[Available data]
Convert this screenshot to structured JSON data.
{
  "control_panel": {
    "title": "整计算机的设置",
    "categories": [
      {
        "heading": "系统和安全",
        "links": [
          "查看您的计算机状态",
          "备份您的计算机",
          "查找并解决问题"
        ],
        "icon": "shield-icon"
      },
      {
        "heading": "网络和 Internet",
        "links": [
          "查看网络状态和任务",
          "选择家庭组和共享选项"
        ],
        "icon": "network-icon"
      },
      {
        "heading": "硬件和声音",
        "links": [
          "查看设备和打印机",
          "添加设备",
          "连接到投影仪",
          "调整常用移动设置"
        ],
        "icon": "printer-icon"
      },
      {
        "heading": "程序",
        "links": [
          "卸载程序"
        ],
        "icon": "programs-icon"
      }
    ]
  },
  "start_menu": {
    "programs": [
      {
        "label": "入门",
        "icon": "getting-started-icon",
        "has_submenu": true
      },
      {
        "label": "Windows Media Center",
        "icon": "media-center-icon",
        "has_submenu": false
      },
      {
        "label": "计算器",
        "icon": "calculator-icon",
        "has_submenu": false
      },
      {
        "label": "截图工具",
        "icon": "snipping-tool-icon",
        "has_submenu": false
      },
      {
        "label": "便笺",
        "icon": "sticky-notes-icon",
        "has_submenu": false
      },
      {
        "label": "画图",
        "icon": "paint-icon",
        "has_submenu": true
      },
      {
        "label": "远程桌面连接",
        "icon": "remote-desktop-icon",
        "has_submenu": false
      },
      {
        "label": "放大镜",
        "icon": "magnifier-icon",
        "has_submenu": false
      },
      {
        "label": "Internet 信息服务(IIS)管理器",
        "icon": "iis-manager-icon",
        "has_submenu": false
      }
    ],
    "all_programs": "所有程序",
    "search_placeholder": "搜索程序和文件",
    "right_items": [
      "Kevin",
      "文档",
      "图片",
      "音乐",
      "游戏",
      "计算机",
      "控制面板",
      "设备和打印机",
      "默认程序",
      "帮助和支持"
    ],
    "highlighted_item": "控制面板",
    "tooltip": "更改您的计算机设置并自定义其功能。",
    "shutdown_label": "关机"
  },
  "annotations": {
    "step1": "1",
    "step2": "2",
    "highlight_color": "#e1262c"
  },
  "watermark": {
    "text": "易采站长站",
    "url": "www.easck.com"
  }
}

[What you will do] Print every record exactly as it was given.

[Exercise output]
Convert this screenshot to structured JSON data.
{
  "control_panel": {
    "title": "整计算机的设置",
    "categories": [
      {
        "heading": "系统和安全",
        "links": [
          "查看您的计算机状态",
          "备份您的计算机",
          "查找并解决问题"
        ],
        "icon": "shield-icon"
      },
      {
        "heading": "网络和 Internet",
        "links": [
          "查看网络状态和任务",
          "选择家庭组和共享选项"
        ],
        "icon": "network-icon"
      },
      {
        "heading": "硬件和声音",
        "links": [
          "查看设备和打印机",
          "添加设备",
          "连接到投影仪",
          "调整常用移动设置"
        ],
        "icon": "printer-icon"
      },
      {
        "heading": "程序",
        "links": [
          "卸载程序"
        ],
        "icon": "programs-icon"
      }
    ]
  },
  "start_menu": {
    "programs": [
      {
        "label": "入门",
        "icon": "getting-started-icon",
        "has_submenu": true
      },
      {
        "label": "Windows Media Center",
        "icon": "media-center-icon",
        "has_submenu": false
      },
      {
        "label": "计算器",
        "icon": "calculator-icon",
        "has_submenu": false
      },
      {
        "label": "截图工具",
        "icon": "snipping-tool-icon",
        "has_submenu": false
      },
      {
        "label": "便笺",
        "icon": "sticky-notes-icon",
        "has_submenu": false
      },
      {
        "label": "画图",
        "icon": "paint-icon",
        "has_submenu": true
      },
      {
        "label": "远程桌面连接",
        "icon": "remote-desktop-icon",
        "has_submenu": false
      },
      {
        "label": "放大镜",
        "icon": "magnifier-icon",
        "has_submenu": false
      },
      {
        "label": "Internet 信息服务(IIS)管理器",
        "icon": "iis-manager-icon",
        "has_submenu": false
      }
    ],
    "all_programs": "所有程序",
    "search_placeholder": "搜索程序和文件",
    "right_items": [
      "Kevin",
      "文档",
      "图片",
      "音乐",
      "游戏",
      "计算机",
      "控制面板",
      "设备和打印机",
      "默认程序",
      "帮助和支持"
    ],
    "highlighted_item": "控制面板",
    "tooltip": "更改您的计算机设置并自定义其功能。",
    "shutdown_label": "关机"
  },
  "annotations": {
    "step1": "1",
    "step2": "2",
    "highlight_color": "#e1262c"
  },
  "watermark": {
    "text": "易采站长站",
    "url": "www.easck.com"
  }
}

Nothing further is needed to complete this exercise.